DATA PROVIDED: Begin

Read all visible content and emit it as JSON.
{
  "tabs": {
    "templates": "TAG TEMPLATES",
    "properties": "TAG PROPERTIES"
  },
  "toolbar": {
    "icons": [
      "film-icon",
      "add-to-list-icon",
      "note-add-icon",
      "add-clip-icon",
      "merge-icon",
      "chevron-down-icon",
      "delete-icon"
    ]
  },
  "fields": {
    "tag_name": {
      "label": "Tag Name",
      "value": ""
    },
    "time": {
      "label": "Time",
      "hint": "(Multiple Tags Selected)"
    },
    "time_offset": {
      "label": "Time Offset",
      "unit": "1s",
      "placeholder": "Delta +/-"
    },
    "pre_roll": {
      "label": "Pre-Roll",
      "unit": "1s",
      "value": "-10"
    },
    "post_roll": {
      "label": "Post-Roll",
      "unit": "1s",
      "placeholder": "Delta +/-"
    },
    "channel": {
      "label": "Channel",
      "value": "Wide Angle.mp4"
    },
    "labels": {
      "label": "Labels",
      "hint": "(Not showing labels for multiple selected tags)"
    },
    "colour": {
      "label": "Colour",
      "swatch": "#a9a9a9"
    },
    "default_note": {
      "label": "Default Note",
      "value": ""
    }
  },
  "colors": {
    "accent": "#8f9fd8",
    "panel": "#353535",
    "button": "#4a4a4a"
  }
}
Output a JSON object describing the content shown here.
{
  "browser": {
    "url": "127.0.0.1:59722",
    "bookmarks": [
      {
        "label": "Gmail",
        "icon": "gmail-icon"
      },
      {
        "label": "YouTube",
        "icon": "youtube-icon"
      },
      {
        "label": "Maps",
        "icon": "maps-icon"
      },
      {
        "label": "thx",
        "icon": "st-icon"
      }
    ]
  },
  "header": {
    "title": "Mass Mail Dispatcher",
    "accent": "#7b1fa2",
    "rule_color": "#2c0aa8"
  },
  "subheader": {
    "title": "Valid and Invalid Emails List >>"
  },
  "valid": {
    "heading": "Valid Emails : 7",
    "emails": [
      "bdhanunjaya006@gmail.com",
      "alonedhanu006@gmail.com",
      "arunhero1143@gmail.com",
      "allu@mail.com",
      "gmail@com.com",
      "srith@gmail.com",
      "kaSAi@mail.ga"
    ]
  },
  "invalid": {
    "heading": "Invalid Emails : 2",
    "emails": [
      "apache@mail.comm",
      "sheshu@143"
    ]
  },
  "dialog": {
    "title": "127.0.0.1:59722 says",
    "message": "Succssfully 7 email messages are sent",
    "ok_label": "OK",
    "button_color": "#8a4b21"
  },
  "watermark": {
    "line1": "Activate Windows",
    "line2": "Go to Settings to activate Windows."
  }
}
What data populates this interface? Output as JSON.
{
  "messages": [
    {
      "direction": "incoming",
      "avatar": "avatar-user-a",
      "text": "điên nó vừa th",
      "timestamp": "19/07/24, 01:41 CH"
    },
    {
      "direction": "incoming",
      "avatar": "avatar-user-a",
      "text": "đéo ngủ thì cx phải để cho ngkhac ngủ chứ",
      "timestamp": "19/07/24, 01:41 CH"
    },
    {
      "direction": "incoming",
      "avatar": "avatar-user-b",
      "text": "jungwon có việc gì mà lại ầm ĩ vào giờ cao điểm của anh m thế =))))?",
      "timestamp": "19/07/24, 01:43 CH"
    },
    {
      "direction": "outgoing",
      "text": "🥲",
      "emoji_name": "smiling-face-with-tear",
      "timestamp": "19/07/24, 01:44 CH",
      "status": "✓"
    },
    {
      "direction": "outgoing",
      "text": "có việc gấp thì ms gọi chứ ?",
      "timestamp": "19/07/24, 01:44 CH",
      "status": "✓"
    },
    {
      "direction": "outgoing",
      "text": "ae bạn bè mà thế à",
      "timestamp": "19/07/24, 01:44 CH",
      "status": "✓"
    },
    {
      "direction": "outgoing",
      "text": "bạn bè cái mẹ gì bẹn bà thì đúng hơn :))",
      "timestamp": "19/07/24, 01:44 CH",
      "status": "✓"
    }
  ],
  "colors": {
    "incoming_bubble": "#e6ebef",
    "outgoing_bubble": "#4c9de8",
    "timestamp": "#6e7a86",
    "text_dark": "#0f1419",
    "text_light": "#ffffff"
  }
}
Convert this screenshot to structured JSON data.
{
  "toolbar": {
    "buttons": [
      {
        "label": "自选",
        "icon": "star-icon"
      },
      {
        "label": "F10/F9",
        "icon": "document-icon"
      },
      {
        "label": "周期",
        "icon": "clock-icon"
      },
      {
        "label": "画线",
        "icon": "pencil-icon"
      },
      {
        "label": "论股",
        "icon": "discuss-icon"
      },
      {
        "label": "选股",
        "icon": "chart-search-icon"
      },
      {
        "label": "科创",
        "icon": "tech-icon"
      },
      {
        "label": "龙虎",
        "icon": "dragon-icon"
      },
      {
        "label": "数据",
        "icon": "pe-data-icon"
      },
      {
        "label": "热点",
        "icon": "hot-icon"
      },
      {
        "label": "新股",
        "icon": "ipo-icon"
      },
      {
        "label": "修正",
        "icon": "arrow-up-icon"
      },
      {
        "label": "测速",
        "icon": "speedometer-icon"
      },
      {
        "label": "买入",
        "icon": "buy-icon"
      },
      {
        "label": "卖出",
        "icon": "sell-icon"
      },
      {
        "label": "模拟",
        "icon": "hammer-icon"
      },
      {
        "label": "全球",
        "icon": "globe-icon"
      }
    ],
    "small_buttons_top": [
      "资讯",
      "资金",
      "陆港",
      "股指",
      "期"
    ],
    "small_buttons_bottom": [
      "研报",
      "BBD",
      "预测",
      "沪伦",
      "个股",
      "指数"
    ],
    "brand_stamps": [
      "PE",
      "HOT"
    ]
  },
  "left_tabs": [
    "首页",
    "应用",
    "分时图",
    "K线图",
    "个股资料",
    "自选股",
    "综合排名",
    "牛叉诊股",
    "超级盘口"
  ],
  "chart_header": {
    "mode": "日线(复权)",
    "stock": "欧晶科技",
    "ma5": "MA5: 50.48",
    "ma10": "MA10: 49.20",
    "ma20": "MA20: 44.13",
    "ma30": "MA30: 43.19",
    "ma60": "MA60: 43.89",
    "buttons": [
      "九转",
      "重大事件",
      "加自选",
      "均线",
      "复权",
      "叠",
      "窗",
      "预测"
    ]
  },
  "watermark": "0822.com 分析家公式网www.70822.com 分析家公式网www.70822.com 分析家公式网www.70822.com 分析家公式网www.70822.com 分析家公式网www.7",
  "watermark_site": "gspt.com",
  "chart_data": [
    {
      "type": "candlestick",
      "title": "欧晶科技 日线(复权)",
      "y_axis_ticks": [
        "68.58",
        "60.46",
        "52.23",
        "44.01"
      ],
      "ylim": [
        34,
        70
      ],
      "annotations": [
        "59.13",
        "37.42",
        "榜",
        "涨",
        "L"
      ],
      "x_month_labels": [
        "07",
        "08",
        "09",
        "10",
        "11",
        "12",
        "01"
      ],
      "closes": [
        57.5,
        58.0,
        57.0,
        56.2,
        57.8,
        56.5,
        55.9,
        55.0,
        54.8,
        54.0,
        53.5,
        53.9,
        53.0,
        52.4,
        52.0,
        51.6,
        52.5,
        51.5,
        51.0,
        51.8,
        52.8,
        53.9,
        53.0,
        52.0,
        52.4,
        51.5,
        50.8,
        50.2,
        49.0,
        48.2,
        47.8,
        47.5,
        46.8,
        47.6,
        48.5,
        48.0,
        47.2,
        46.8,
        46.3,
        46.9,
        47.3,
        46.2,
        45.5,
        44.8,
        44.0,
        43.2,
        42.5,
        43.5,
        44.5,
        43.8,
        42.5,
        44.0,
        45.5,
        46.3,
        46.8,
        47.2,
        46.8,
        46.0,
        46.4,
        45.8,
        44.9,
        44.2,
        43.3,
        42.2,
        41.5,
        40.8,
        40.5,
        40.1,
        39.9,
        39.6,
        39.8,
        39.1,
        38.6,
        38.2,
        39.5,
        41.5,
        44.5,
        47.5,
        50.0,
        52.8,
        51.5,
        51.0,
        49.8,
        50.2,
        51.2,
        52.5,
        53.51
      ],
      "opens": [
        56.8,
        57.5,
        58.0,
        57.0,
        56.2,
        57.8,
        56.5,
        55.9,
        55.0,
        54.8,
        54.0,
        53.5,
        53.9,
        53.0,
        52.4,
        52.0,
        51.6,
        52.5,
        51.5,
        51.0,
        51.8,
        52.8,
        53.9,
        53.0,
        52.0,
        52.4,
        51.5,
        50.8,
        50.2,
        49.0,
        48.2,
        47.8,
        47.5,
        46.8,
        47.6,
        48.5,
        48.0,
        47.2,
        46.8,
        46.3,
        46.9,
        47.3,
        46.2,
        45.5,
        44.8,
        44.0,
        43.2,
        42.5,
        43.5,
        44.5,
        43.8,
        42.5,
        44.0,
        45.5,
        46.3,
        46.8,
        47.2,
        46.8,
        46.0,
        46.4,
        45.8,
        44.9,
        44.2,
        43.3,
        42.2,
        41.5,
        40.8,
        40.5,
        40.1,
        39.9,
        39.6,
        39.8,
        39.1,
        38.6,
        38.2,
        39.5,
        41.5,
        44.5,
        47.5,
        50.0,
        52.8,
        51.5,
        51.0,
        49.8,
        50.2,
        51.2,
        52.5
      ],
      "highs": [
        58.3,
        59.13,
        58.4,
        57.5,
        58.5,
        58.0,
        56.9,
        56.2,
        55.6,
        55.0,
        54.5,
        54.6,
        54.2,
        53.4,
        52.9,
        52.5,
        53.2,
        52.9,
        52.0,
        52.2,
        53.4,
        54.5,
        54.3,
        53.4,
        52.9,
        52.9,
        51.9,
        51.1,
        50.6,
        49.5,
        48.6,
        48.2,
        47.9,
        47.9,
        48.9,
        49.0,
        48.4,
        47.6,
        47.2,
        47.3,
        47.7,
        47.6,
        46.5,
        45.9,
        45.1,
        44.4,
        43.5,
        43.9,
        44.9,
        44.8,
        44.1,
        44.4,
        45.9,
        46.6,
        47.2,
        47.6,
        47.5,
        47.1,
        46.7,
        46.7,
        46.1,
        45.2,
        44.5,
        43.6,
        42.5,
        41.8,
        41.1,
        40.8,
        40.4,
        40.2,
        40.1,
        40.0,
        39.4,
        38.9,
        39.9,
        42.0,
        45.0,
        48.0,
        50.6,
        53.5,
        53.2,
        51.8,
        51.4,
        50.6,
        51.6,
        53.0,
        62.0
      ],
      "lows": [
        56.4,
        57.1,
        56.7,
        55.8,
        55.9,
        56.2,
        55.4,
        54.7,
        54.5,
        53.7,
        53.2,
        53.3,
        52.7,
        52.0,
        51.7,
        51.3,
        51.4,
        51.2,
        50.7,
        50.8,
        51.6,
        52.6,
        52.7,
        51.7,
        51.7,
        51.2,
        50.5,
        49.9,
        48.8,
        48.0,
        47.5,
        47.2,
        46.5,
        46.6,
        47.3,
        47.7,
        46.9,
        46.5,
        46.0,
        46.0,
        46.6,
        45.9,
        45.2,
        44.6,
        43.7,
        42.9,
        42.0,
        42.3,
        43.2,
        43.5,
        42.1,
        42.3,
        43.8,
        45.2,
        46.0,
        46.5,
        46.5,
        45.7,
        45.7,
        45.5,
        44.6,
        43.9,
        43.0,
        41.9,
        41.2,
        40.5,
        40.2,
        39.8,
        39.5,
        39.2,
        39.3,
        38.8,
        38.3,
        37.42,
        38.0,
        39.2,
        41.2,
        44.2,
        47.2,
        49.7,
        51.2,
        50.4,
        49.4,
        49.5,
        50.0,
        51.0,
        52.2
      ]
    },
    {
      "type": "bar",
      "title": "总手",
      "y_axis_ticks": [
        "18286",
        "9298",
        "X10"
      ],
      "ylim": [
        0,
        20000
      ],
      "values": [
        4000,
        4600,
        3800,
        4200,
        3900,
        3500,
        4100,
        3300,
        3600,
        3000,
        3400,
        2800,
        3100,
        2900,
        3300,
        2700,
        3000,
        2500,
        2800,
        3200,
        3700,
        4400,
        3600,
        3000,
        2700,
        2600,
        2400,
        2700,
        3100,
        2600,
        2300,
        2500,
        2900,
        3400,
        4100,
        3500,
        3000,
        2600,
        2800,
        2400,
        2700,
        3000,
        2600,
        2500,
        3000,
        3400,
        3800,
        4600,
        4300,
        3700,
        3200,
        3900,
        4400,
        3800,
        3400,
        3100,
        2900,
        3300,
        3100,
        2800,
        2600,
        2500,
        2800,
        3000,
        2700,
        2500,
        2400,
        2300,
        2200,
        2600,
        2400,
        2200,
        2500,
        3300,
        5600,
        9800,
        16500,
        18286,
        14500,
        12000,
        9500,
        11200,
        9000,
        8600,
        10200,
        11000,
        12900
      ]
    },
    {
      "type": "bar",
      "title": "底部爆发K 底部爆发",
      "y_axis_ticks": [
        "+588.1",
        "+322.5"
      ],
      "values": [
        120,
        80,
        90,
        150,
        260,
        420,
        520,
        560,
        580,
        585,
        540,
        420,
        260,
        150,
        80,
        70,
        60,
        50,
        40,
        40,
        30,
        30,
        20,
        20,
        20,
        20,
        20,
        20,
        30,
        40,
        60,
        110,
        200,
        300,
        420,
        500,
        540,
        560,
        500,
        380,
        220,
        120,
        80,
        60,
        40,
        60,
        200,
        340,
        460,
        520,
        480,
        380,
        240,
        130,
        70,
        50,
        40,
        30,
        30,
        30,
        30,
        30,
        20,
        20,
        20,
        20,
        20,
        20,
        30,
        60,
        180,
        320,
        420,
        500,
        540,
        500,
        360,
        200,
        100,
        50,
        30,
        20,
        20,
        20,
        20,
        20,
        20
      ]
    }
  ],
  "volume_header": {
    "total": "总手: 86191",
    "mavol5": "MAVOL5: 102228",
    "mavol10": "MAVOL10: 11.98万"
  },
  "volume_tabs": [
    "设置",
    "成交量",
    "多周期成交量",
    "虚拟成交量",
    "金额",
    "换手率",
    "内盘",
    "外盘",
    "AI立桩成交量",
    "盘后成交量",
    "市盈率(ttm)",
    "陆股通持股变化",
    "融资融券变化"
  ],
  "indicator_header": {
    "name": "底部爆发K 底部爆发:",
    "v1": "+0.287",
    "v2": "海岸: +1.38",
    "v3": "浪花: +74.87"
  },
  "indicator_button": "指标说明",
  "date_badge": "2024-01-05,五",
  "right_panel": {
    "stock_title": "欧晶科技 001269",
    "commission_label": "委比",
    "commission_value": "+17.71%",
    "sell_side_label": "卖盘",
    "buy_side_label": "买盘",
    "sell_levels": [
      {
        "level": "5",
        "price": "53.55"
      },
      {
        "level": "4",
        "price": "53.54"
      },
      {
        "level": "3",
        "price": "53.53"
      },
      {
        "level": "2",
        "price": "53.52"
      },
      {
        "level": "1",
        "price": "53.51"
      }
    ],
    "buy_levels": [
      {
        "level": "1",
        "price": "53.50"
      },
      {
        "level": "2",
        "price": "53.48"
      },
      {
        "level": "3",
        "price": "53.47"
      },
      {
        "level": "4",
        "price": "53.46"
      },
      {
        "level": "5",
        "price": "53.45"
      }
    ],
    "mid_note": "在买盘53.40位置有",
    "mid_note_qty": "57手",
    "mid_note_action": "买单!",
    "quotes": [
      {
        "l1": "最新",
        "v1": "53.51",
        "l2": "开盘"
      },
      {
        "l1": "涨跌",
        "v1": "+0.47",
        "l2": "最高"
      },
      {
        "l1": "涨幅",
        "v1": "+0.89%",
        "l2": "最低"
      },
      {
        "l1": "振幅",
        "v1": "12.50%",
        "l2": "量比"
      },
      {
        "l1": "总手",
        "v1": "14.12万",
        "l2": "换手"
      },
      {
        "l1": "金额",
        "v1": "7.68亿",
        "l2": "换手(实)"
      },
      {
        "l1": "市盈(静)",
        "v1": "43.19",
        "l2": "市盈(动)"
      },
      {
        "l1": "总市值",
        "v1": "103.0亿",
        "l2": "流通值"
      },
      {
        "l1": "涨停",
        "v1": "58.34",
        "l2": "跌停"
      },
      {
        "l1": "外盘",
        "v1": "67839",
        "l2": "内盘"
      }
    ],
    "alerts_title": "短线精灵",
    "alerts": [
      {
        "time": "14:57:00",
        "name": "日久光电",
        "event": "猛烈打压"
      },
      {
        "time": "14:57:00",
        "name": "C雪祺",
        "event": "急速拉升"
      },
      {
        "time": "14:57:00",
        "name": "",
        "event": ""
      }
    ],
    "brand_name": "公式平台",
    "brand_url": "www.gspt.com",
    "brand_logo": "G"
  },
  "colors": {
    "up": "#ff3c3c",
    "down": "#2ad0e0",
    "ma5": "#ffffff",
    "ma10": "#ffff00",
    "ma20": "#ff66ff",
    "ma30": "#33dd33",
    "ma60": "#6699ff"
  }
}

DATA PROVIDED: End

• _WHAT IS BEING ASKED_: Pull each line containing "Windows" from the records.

• _RESPONSE_:
    "line1": "Activate Windows",
    "line2": "Go to Settings to activate Windows."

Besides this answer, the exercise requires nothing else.